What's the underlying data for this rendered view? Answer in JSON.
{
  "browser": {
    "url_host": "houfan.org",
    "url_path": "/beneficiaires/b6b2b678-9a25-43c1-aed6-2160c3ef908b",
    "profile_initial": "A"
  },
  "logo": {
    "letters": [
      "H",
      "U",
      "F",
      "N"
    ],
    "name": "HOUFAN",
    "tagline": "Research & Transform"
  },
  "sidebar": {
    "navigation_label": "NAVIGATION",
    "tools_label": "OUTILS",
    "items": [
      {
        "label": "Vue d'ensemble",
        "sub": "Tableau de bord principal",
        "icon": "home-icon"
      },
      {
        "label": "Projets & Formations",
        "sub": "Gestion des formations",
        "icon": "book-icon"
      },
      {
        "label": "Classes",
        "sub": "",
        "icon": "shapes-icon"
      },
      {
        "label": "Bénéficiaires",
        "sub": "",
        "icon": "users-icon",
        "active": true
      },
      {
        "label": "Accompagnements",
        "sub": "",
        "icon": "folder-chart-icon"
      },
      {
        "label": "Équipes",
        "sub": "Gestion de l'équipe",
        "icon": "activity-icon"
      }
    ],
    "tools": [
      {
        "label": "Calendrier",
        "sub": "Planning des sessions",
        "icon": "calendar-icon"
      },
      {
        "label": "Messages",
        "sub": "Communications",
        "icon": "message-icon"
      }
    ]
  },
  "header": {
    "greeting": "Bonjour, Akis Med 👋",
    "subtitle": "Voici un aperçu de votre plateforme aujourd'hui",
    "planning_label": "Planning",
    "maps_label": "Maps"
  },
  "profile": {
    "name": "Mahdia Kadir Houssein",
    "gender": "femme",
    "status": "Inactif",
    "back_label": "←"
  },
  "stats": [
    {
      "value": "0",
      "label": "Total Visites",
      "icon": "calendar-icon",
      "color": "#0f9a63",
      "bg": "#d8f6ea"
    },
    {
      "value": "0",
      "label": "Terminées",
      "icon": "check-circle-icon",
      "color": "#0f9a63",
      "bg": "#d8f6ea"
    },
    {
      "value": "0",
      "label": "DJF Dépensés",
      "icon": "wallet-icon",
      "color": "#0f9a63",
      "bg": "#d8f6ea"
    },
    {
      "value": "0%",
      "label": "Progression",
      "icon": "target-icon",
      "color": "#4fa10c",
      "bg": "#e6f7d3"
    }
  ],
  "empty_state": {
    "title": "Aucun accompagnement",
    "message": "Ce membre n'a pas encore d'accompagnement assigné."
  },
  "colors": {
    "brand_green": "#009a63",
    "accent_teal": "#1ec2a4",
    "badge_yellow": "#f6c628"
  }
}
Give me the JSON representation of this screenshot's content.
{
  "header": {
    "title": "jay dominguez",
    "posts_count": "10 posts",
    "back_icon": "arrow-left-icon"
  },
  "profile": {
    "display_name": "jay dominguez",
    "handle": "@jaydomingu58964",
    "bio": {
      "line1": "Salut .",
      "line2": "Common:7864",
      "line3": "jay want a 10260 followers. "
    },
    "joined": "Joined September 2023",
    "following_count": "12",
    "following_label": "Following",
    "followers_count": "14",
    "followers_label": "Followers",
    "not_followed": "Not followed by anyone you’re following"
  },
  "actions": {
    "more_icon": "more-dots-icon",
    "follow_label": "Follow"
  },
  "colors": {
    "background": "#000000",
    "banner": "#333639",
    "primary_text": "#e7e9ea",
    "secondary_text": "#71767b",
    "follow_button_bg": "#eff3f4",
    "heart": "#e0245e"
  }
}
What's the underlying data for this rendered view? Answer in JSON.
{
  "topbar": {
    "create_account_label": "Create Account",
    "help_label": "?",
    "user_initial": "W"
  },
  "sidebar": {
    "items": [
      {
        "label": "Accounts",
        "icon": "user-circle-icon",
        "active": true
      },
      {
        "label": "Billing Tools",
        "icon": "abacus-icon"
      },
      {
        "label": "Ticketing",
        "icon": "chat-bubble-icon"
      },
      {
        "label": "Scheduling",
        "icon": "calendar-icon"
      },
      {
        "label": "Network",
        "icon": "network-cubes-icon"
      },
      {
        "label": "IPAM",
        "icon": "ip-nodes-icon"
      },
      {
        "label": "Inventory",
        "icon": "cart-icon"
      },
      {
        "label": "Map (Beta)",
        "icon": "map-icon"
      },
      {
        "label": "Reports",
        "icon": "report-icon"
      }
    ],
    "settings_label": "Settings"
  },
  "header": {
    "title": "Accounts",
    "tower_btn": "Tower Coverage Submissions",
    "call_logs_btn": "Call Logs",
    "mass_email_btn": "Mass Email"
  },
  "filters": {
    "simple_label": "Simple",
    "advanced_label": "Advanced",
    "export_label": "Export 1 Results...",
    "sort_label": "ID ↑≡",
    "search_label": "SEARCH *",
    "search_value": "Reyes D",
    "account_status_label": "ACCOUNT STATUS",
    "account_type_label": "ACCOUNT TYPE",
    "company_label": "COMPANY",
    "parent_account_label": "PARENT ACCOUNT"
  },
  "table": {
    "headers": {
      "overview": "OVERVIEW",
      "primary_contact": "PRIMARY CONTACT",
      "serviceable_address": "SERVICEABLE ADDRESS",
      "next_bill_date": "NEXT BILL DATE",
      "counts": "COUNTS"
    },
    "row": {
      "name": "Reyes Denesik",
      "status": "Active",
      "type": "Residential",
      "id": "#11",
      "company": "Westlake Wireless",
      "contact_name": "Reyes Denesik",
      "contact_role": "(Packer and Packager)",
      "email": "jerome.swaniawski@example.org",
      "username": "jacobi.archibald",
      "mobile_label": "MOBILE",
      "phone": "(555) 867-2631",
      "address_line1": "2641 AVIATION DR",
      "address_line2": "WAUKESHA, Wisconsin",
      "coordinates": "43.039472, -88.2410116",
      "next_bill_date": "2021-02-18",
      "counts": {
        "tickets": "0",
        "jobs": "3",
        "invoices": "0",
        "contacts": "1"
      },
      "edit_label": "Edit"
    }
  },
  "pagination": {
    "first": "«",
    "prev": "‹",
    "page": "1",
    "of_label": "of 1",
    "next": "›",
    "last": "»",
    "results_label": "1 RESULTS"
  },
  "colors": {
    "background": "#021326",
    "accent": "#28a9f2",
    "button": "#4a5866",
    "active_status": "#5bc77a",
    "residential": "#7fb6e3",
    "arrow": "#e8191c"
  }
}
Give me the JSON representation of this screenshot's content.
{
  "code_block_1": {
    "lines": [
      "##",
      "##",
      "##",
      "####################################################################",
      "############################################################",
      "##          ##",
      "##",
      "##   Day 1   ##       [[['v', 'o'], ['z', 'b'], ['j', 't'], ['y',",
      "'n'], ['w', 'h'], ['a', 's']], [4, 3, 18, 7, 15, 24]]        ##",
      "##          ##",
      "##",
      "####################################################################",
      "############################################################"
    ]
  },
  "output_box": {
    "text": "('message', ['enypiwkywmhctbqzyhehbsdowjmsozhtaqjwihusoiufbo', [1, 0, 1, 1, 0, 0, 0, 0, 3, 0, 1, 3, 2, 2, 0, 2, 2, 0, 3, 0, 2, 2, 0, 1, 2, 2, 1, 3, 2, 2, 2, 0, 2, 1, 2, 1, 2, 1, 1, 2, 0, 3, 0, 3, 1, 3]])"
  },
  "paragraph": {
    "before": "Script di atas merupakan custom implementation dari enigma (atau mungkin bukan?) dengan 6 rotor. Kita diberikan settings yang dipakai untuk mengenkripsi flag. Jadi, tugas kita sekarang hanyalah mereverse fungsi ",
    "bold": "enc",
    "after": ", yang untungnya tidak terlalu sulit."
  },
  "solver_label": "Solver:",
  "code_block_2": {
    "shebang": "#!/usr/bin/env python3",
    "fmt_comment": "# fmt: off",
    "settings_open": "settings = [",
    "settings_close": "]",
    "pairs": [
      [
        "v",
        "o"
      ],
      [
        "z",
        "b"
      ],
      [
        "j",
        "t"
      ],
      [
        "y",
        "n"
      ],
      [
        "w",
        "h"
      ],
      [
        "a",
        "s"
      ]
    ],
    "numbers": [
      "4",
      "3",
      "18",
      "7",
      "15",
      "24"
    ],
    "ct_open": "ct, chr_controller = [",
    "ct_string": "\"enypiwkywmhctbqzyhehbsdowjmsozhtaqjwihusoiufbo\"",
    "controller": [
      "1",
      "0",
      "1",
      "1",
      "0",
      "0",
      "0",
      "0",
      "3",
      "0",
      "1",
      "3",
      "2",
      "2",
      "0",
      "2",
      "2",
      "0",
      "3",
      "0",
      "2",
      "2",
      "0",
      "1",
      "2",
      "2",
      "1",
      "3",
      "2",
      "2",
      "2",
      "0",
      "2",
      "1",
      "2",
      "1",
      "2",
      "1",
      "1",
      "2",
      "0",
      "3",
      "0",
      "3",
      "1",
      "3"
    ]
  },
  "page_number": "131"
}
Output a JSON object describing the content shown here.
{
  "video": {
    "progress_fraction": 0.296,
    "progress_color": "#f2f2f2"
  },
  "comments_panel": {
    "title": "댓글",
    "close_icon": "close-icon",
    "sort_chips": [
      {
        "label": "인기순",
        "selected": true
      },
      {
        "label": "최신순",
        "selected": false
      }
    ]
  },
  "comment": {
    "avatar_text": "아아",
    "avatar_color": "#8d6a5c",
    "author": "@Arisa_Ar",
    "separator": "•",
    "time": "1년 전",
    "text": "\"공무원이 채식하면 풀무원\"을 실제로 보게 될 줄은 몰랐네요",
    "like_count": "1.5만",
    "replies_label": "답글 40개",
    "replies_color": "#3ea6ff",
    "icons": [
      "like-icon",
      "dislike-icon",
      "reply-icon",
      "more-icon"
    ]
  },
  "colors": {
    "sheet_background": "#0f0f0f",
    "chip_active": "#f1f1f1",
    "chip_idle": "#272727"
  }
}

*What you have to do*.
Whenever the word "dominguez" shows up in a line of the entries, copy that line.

*Expected output*.
    "title": "jay dominguez",
    "display_name": "jay dominguez",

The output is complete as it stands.